------ GIVEN RECORDS
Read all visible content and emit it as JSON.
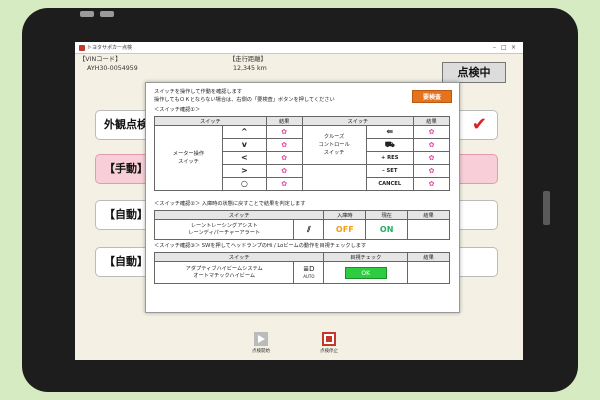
{
  "window_title": "トヨタサポカー点検",
  "info": {
    "vin_label": "【VINコード】",
    "vin_value": "AYH30-0054959",
    "mileage_label": "【走行距離】",
    "mileage_value": "12,345 km"
  },
  "status": "点検中",
  "list_items": [
    {
      "label": "外観点検",
      "checked": true
    },
    {
      "label": "【手動】"
    },
    {
      "label": "【自動】"
    },
    {
      "label": "【自動】"
    }
  ],
  "bottom_bar": {
    "start_label": "点検開始",
    "stop_label": "点検停止"
  },
  "dialog": {
    "instruction1": "スイッチを操作して作動を確認します",
    "instruction2": "操作してもＯＫとならない場合は、右側の「要検査」ボタンを押してください",
    "request_button": "要検査",
    "section1_title": "＜スイッチ確認①＞",
    "table1": {
      "headers": [
        "スイッチ",
        "結果",
        "スイッチ",
        "結果"
      ],
      "left_group_line1": "メーター操作",
      "left_group_line2": "スイッチ",
      "left_symbols": [
        "^",
        "v",
        "<",
        ">",
        "○"
      ],
      "right_group_line1": "クルーズ",
      "right_group_line2": "コントロール",
      "right_group_line3": "スイッチ",
      "right_buttons": [
        "+ RES",
        "– SET",
        "CANCEL"
      ]
    },
    "section2_title": "＜スイッチ確認②＞ 入庫時の状態に戻すことで結果を判定します",
    "table2": {
      "headers": [
        "スイッチ",
        "入庫時",
        "現在",
        "結果"
      ],
      "row_label_line1": "レーントレーシングアシスト",
      "row_label_line2": "レーンディパーチャーアラート",
      "entry_value": "OFF",
      "current_value": "ON"
    },
    "section3_title": "＜スイッチ確認③＞ SWを押してヘッドランプのHi / Loビームの動作を目視チェックします",
    "table3": {
      "headers": [
        "スイッチ",
        "目視チェック",
        "結果"
      ],
      "row_label_line1": "アダプティブハイビームシステム",
      "row_label_line2": "オートマチックハイビーム",
      "icon_label": "AUTO",
      "ok_label": "OK"
    }
  },
  "colors": {
    "background": "#d7ebc3",
    "tablet": "#1d1d1d",
    "accent_orange": "#e6731c",
    "ok_green": "#2ecc40",
    "check_red": "#d22222"
  }
}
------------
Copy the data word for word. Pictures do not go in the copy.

▶ TASK RESPONSE
Read all visible content and emit it as JSON.
{
  "window_title": "トヨタサポカー点検",
  "info": {
    "vin_label": "【VINコード】",
    "vin_value": "AYH30-0054959",
    "mileage_label": "【走行距離】",
    "mileage_value": "12,345 km"
  },
  "status": "点検中",
  "list_items": [
    {
      "label": "外観点検",
      "checked": true
    },
    {
      "label": "【手動】"
    },
    {
      "label": "【自動】"
    },
    {
      "label": "【自動】"
    }
  ],
  "bottom_bar": {
    "start_label": "点検開始",
    "stop_label": "点検停止"
  },
  "dialog": {
    "instruction1": "スイッチを操作して作動を確認します",
    "instruction2": "操作してもＯＫとならない場合は、右側の「要検査」ボタンを押してください",
    "request_button": "要検査",
    "section1_title": "＜スイッチ確認①＞",
    "table1": {
      "headers": [
        "スイッチ",
        "結果",
        "スイッチ",
        "結果"
      ],
      "left_group_line1": "メーター操作",
      "left_group_line2": "スイッチ",
      "left_symbols": [
        "^",
        "v",
        "<",
        ">",
        "○"
      ],
      "right_group_line1": "クルーズ",
      "right_group_line2": "コントロール",
      "right_group_line3": "スイッチ",
      "right_buttons": [
        "+ RES",
        "– SET",
        "CANCEL"
      ]
    },
    "section2_title": "＜スイッチ確認②＞ 入庫時の状態に戻すことで結果を判定します",
    "table2": {
      "headers": [
        "スイッチ",
        "入庫時",
        "現在",
        "結果"
      ],
      "row_label_line1": "レーントレーシングアシスト",
      "row_label_line2": "レーンディパーチャーアラート",
      "entry_value": "OFF",
      "current_value": "ON"
    },
    "section3_title": "＜スイッチ確認③＞ SWを押してヘッドランプのHi / Loビームの動作を目視チェックします",
    "table3": {
      "headers": [
        "スイッチ",
        "目視チェック",
        "結果"
      ],
      "row_label_line1": "アダプティブハイビームシステム",
      "row_label_line2": "オートマチックハイビーム",
      "icon_label": "AUTO",
      "ok_label": "OK"
    }
  },
  "colors": {
    "background": "#d7ebc3",
    "tablet": "#1d1d1d",
    "accent_orange": "#e6731c",
    "ok_green": "#2ecc40",
    "check_red": "#d22222"
  }
}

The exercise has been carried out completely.